[Data items]
---+---
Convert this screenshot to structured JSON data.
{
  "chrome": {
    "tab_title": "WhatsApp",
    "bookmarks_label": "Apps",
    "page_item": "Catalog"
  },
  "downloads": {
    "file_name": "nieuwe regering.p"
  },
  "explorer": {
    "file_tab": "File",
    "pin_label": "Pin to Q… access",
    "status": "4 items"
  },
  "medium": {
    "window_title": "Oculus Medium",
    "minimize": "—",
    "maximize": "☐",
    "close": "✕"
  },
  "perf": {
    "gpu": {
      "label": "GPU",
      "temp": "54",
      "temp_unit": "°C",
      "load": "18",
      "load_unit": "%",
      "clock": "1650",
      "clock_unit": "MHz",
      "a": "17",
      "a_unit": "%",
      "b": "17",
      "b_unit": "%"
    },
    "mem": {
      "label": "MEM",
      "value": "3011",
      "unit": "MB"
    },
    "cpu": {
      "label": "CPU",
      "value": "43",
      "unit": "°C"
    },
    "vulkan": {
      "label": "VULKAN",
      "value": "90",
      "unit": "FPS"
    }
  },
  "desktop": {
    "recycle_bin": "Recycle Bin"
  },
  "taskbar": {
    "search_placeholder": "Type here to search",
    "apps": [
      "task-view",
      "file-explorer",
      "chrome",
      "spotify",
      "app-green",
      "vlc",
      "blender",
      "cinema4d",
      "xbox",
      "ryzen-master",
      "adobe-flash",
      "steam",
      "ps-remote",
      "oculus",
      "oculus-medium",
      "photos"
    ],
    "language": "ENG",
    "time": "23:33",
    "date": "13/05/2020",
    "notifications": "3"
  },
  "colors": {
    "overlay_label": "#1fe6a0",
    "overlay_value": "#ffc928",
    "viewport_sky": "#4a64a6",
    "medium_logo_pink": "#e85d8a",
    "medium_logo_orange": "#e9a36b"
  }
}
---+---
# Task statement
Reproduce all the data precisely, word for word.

# Exercise solution
Convert this screenshot to structured JSON data.
{
  "chrome": {
    "tab_title": "WhatsApp",
    "bookmarks_label": "Apps",
    "page_item": "Catalog"
  },
  "downloads": {
    "file_name": "nieuwe regering.p"
  },
  "explorer": {
    "file_tab": "File",
    "pin_label": "Pin to Q… access",
    "status": "4 items"
  },
  "medium": {
    "window_title": "Oculus Medium",
    "minimize": "—",
    "maximize": "☐",
    "close": "✕"
  },
  "perf": {
    "gpu": {
      "label": "GPU",
      "temp": "54",
      "temp_unit": "°C",
      "load": "18",
      "load_unit": "%",
      "clock": "1650",
      "clock_unit": "MHz",
      "a": "17",
      "a_unit": "%",
      "b": "17",
      "b_unit": "%"
    },
    "mem": {
      "label": "MEM",
      "value": "3011",
      "unit": "MB"
    },
    "cpu": {
      "label": "CPU",
      "value": "43",
      "unit": "°C"
    },
    "vulkan": {
      "label": "VULKAN",
      "value": "90",
      "unit": "FPS"
    }
  },
  "desktop": {
    "recycle_bin": "Recycle Bin"
  },
  "taskbar": {
    "search_placeholder": "Type here to search",
    "apps": [
      "task-view",
      "file-explorer",
      "chrome",
      "spotify",
      "app-green",
      "vlc",
      "blender",
      "cinema4d",
      "xbox",
      "ryzen-master",
      "adobe-flash",
      "steam",
      "ps-remote",
      "oculus",
      "oculus-medium",
      "photos"
    ],
    "language": "ENG",
    "time": "23:33",
    "date": "13/05/2020",
    "notifications": "3"
  },
  "colors": {
    "overlay_label": "#1fe6a0",
    "overlay_value": "#ffc928",
    "viewport_sky": "#4a64a6",
    "medium_logo_pink": "#e85d8a",
    "medium_logo_orange": "#e9a36b"
  }
}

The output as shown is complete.